Brining Brings the Rays Once Again – the West Yorkshire Playhouse’s Sunshine on Leith
Having also directed the original production of Sunshine on Leith whilst at Dundee Rep, I suppose West Yorkshire Playhouse artistic director James Brining had a slight head start as he began work on this new staging of the much-loved jukebox musical. It thus seemed a relatively safe choice to maintain the theatre’s excellent reputation for orchestrating high quality in-house productions.
In line with its Edinburgh setting, the show, written by Stephen Greenhorn, entwines the music of Scottish duo The Proclaimers within a plot in which the Henshaw household come face-to-face with a multitude of relatable, domestic hurdles. As in the hit motion picture for which the musical is arguably better known, distinguished tracks such as Over and Done With and I’m Gonna Be are just a couple of those to feature.
From beginning to end, there are a plethora of praiseworthy elements. The show, for starters, moves swiftly from scene to scene, enabling the audience’s focus to be easily retained. Additionally meritorious, Brining’s decision to place wooden tables at the edge of the stage to enable the front row to feel as though they are too a part of the pub and party scenes. I greatly admired how the musicians are often positioned away from their designated area and instead between the actors, offering the performance a sense of unity.
So sorry we can’t be there tonight. Our very best wishes to James, all the cast and everyone at WYP involved in Sunshine On Leith. We are absolutely delighted that the show has been relaunched with such an exciting and talented team and we look forward to seeing the show soon
— The_Proclaimers (@The_Proclaimers) April 26, 2018
It’s a shame, however, that, during some numbers, the cast’s diction is quite substandard to the extent I repeatedly struggled to comprehend certain lyrics. Parts of the design are questionable as well with some elements giving a false impression of what’s to come.
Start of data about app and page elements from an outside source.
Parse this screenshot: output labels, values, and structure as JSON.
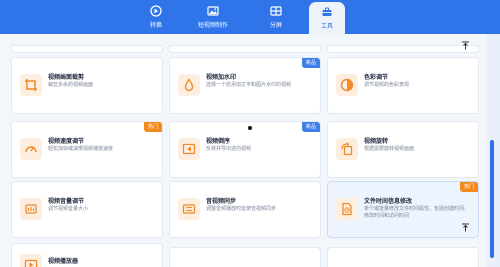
{
  "nav": {
    "tabs": [
      {
        "label": "转换",
        "icon": "convert-icon",
        "active": false
      },
      {
        "label": "短视频制作",
        "icon": "image-icon",
        "active": false
      },
      {
        "label": "分屏",
        "icon": "split-screen-icon",
        "active": false
      },
      {
        "label": "工具",
        "icon": "toolbox-icon",
        "active": true
      }
    ]
  },
  "colors": {
    "brand": "#2f74e8",
    "accent_orange": "#f28a1f",
    "badge_blue": "#3e7fe8",
    "icon_orange": "#f08a2b"
  },
  "cards": [
    {
      "title": "视频画面裁剪",
      "desc": "裁剪多余的视频画面",
      "icon": "crop-icon",
      "badge": ""
    },
    {
      "title": "视频加水印",
      "desc": "选择一个愿添加文字和图片水印的视频",
      "icon": "droplet-icon",
      "badge": "新品"
    },
    {
      "title": "色彩调节",
      "desc": "调节视频的色彩表现",
      "icon": "palette-icon",
      "badge": ""
    },
    {
      "title": "视频速度调节",
      "desc": "轻松加快或减慢视频播放速度",
      "icon": "speedometer-icon",
      "badge": "热门"
    },
    {
      "title": "视频倒序",
      "desc": "反转并导出逆向视频",
      "icon": "rewind-icon",
      "badge": "新品"
    },
    {
      "title": "视频旋转",
      "desc": "根据需要旋转视频画面",
      "icon": "rotate-icon",
      "badge": ""
    },
    {
      "title": "视频音量调节",
      "desc": "调节视频音量大小",
      "icon": "volume-icon",
      "badge": ""
    },
    {
      "title": "音视频同步",
      "desc": "调整音频播放时延使音视频同步",
      "icon": "sync-icon",
      "badge": ""
    },
    {
      "title": "文件时间信息修改",
      "desc": "单个或批量修改文件时间属性，包括创建时间、修改时间和访问时间",
      "icon": "file-time-icon",
      "badge": "热门"
    },
    {
      "title": "视频播放器",
      "desc": "",
      "icon": "play-icon",
      "badge": ""
    }
  ]
}
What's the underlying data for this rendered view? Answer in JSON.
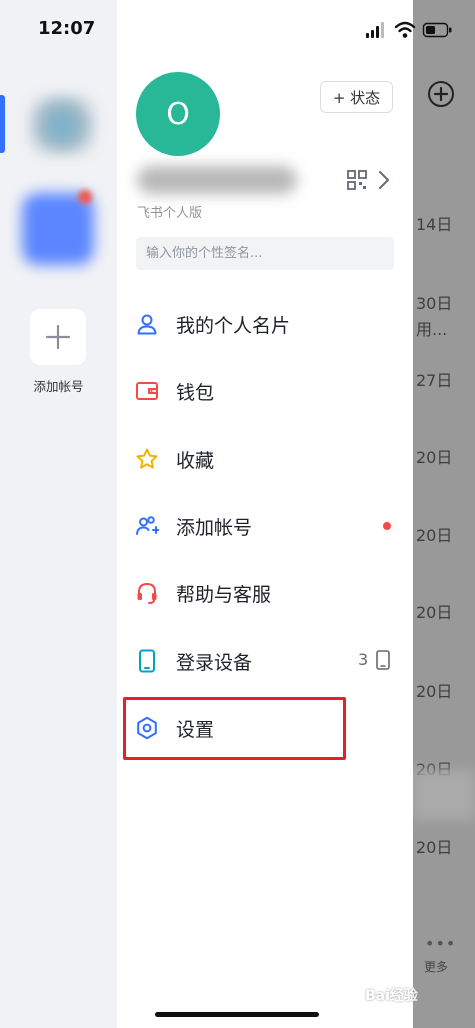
{
  "status_bar": {
    "time": "12:07"
  },
  "rail": {
    "add_account_label": "添加帐号"
  },
  "profile": {
    "avatar_initial": "O",
    "status_button": "+ 状态",
    "edition": "飞书个人版",
    "signature_placeholder": "输入你的个性签名..."
  },
  "menu": {
    "items": [
      {
        "label": "我的个人名片",
        "icon": "person-card-icon"
      },
      {
        "label": "钱包",
        "icon": "wallet-icon"
      },
      {
        "label": "收藏",
        "icon": "star-icon"
      },
      {
        "label": "添加帐号",
        "icon": "add-user-icon"
      },
      {
        "label": "帮助与客服",
        "icon": "headset-icon"
      },
      {
        "label": "登录设备",
        "icon": "phone-icon",
        "count": "3"
      },
      {
        "label": "设置",
        "icon": "gear-icon"
      }
    ]
  },
  "background": {
    "dates": [
      "14日",
      "30日",
      "用...",
      "27日",
      "20日",
      "20日",
      "20日",
      "20日",
      "20日",
      "20日"
    ],
    "more_label": "更多",
    "watermark": "Bai经验"
  },
  "colors": {
    "avatar": "#28b898",
    "accent": "#3370ff",
    "highlight": "#e5202a",
    "notify_dot": "#f54a45"
  }
}
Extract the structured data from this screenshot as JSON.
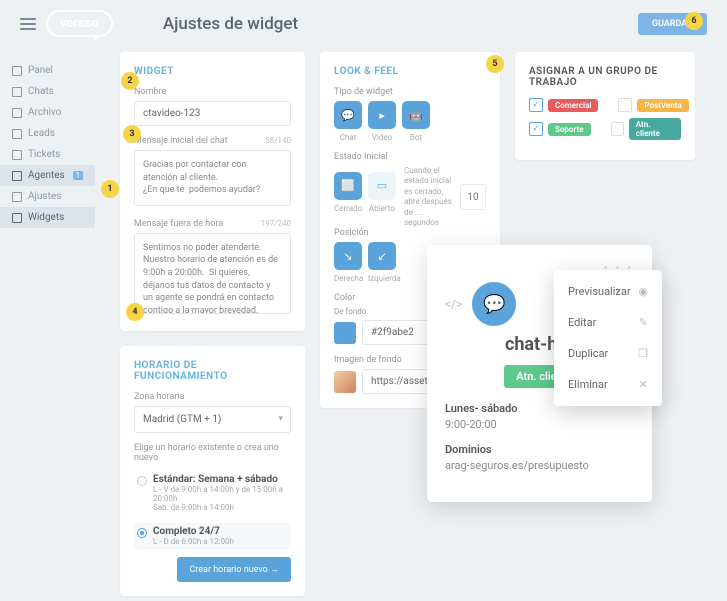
{
  "header": {
    "brand": "versso",
    "page_title": "Ajustes de widget",
    "save": "GUARDAR"
  },
  "nav": [
    {
      "label": "Panel"
    },
    {
      "label": "Chats"
    },
    {
      "label": "Archivo"
    },
    {
      "label": "Leads"
    },
    {
      "label": "Tickets"
    },
    {
      "label": "Agentes",
      "badge": "1",
      "active": true
    },
    {
      "label": "Ajustes"
    },
    {
      "label": "Widgets",
      "active": true
    }
  ],
  "widget": {
    "title": "WIDGET",
    "name_label": "Nombre",
    "name_value": "ctavideo-123",
    "msg_init_label": "Mensaje inicial del chat",
    "msg_init_count": "58/140",
    "msg_init_value": "Gracias por contactar con atención al cliente.\n¿En que te  podemos ayudar?",
    "msg_away_label": "Mensaje fuera de hora",
    "msg_away_count": "197/240",
    "msg_away_value": "Sentimos no poder atenderte. Nuestro horario de atención es de 9:00h a 20:00h.  Si quieres, déjanos tus datos de contacto y un agente se pondrá en contacto contigo a la mayor brevedad."
  },
  "schedule": {
    "title": "HORARIO DE FUNCIONAMIENTO",
    "tz_label": "Zona horaria",
    "tz_value": "Madrid (GTM + 1)",
    "choose": "Elige un horario existente o crea uno nuevo",
    "opt1": "Estándar: Semana + sábado",
    "opt1_sub1": "L - V de 9:00h a 14:00h y de 15:00h a 20:00h",
    "opt1_sub2": "Sab. de 9:00h a 14:00h",
    "opt2": "Completo 24/7",
    "opt2_sub": "L - D de 6:00h a 12:00h",
    "btn": "Crear horario nuevo  →"
  },
  "look": {
    "title": "LOOK & FEEL",
    "type_label": "Tipo de widget",
    "types": [
      "Chat",
      "Video",
      "Bot"
    ],
    "state_label": "Estado Inicial",
    "states": [
      "Cerrado",
      "Abierto"
    ],
    "state_desc": "Cuando el estado inicial es cerrado, abre después de .... segundos",
    "state_num": "10",
    "pos_label": "Posición",
    "positions": [
      "Derecha",
      "Izquierda"
    ],
    "color_label": "Color",
    "color_sub": "De fondo",
    "color_val": "#2f9abe2",
    "img_label": "Imagen de fondo",
    "img_url": "https://assets.livech"
  },
  "assign": {
    "title": "ASIGNAR A UN GRUPO DE TRABAJO",
    "groups": [
      {
        "label": "Comercial",
        "color": "red",
        "checked": true
      },
      {
        "label": "PostVenta",
        "color": "yellow",
        "checked": false
      },
      {
        "label": "Soporte",
        "color": "green",
        "checked": true
      },
      {
        "label": "Atn. cliente",
        "color": "teal",
        "checked": false
      }
    ]
  },
  "preview": {
    "code": "</>",
    "title": "chat-hor",
    "tag": "Atn. clien",
    "hours_label": "Lunes- sábado",
    "hours_val": "9:00-20:00",
    "domains_label": "Dominios",
    "domains_val": "arag-seguros.es/presupuesto"
  },
  "menu": [
    {
      "label": "Previsualizar",
      "icon": "◉"
    },
    {
      "label": "Editar",
      "icon": "✎"
    },
    {
      "label": "Duplicar",
      "icon": "❐"
    },
    {
      "label": "Eliminar",
      "icon": "✕"
    }
  ],
  "badges": {
    "1": "1",
    "2": "2",
    "3": "3",
    "4": "4",
    "5": "5",
    "6": "6"
  }
}
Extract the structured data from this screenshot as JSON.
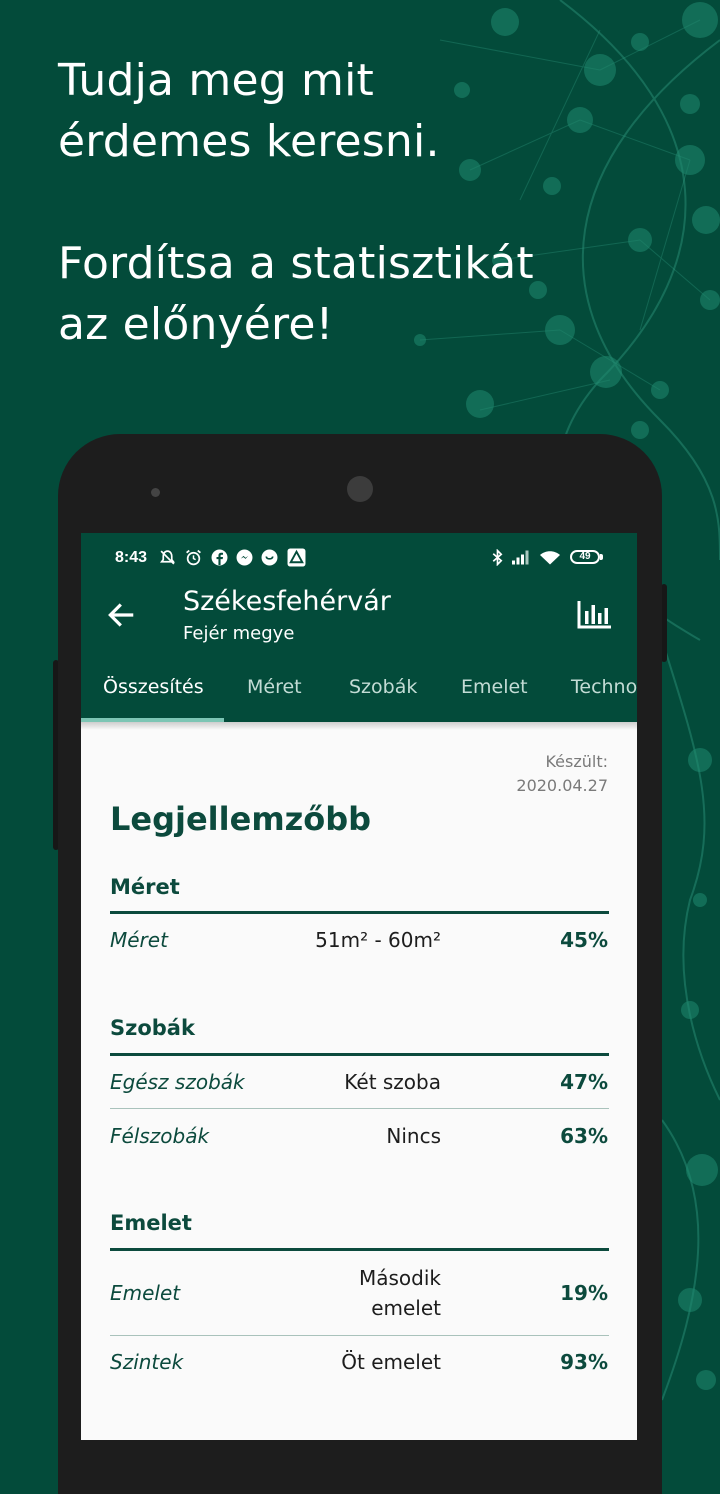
{
  "promo": {
    "line1": "Tudja meg mit",
    "line2": "érdemes keresni.",
    "line3": "Fordítsa a statisztikát",
    "line4": "az előnyére!"
  },
  "status_bar": {
    "time": "8:43",
    "battery": "49",
    "left_icons": [
      "mute-icon",
      "alarm-icon",
      "facebook-icon",
      "chat-icon",
      "app-icon",
      "drive-icon"
    ],
    "right_icons": [
      "bluetooth-icon",
      "signal-icon",
      "wifi-icon",
      "battery-icon"
    ]
  },
  "app_bar": {
    "title": "Székesfehérvár",
    "subtitle": "Fejér megye",
    "back_icon": "arrow-back-icon",
    "action_icon": "bar-chart-icon",
    "color": "#034b3a",
    "tab_indicator_color": "#7cc5b4"
  },
  "tabs": [
    "Összesítés",
    "Méret",
    "Szobák",
    "Emelet",
    "Techno"
  ],
  "active_tab": "Összesítés",
  "content": {
    "made_label": "Készült:",
    "made_date": "2020.04.27",
    "heading": "Legjellemzőbb",
    "sections": [
      {
        "title": "Méret",
        "rows": [
          {
            "label": "Méret",
            "value": "51m² - 60m²",
            "pct": "45%"
          }
        ]
      },
      {
        "title": "Szobák",
        "rows": [
          {
            "label": "Egész szobák",
            "value": "Két szoba",
            "pct": "47%"
          },
          {
            "label": "Félszobák",
            "value": "Nincs",
            "pct": "63%"
          }
        ]
      },
      {
        "title": "Emelet",
        "rows": [
          {
            "label": "Emelet",
            "value_line1": "Második",
            "value_line2": "emelet",
            "pct": "19%"
          },
          {
            "label": "Szintek",
            "value": "Öt emelet",
            "pct": "93%"
          }
        ]
      }
    ]
  }
}
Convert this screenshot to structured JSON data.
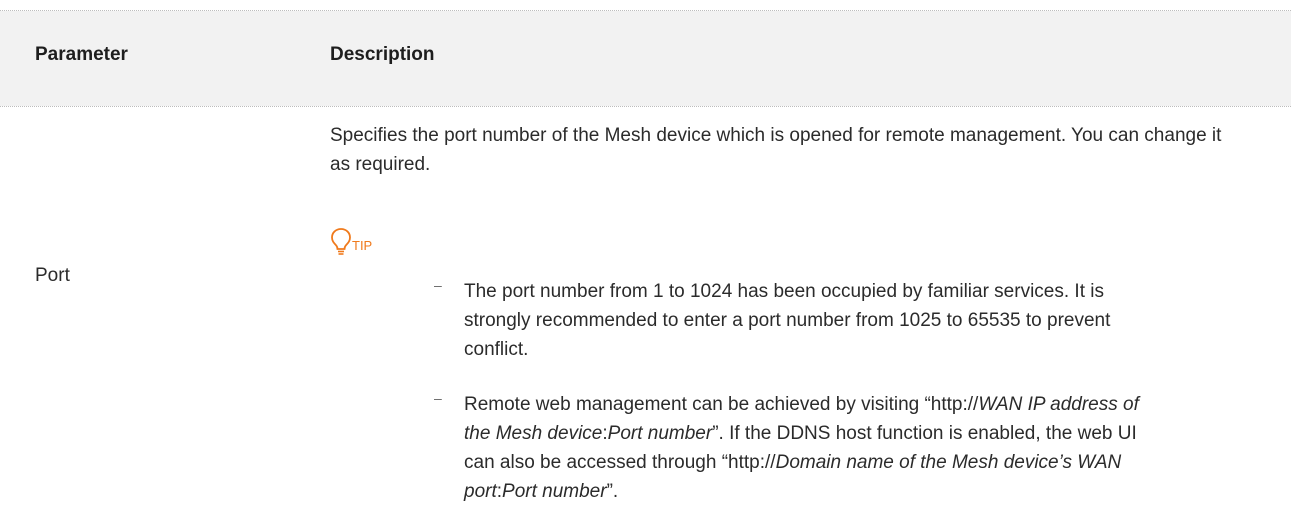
{
  "header": {
    "col_parameter": "Parameter",
    "col_description": "Description"
  },
  "row": {
    "parameter": "Port",
    "intro": "Specifies the port number of the Mesh device which is opened for remote management. You can change it as required.",
    "tip_label": "TIP",
    "tip_color": "#f07a1c",
    "bullets": [
      {
        "dash": "–",
        "text": "The port number from 1 to 1024 has been occupied by familiar services. It is strongly recommended to enter a port number from 1025 to 65535 to prevent conflict."
      },
      {
        "dash": "–",
        "parts": [
          "Remote web management can be achieved by visiting “http://",
          "WAN IP address of the Mesh device",
          ":",
          "Port number",
          "”. If the DDNS host function is enabled, the web UI can also be accessed through “http://",
          "Domain name of the Mesh device’s WAN port",
          ":",
          "Port number",
          "”."
        ]
      }
    ]
  }
}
The use of strobe lights at the start, for example, whilst a thrilling spectacle, seem considerably out of kilter with the rest of the show’s light-hearted nature.
Of the actors, Phil McKee’s characterisation of the family’s father, Rab, is meticulous. For the majority, McKee maintains the role of the stereotypical alpha male: one which is dogmatic, resolute and self-assured. When Rab finds himself in difficulty, comparatively, McKee brings to light the character’s more compassionate side. Hilary Maclean, who herself was born in the Scottish capital, also delivers a wonderful performance as the outgoing Jean with her execution of the timeless title song one of the show’s highlights.
I, conversely, was somewhat disappointed with Steven Miller’s take on returning serviceman Davy. Despite succeeding in creating a character of great likability, I found Miller’s physicality, sometimes too pervasive, which, in turn, detracted from some of the character’s dialogue.
Even though this is a show which is by no means perfect, its failings are few and far between, and, in many cases, would’ve been impossible for Brining to control. The chances of it making anybody any more inclined to walk 500 miles are slim, but what this production will probably do is raise its audiences to their feet for the rest of its run.
Sunshine on Leith ran at the West Yorkshire Playhouse until 19th May before touring.
Luke Prowse Baldwin
Image courtesy of The Guardian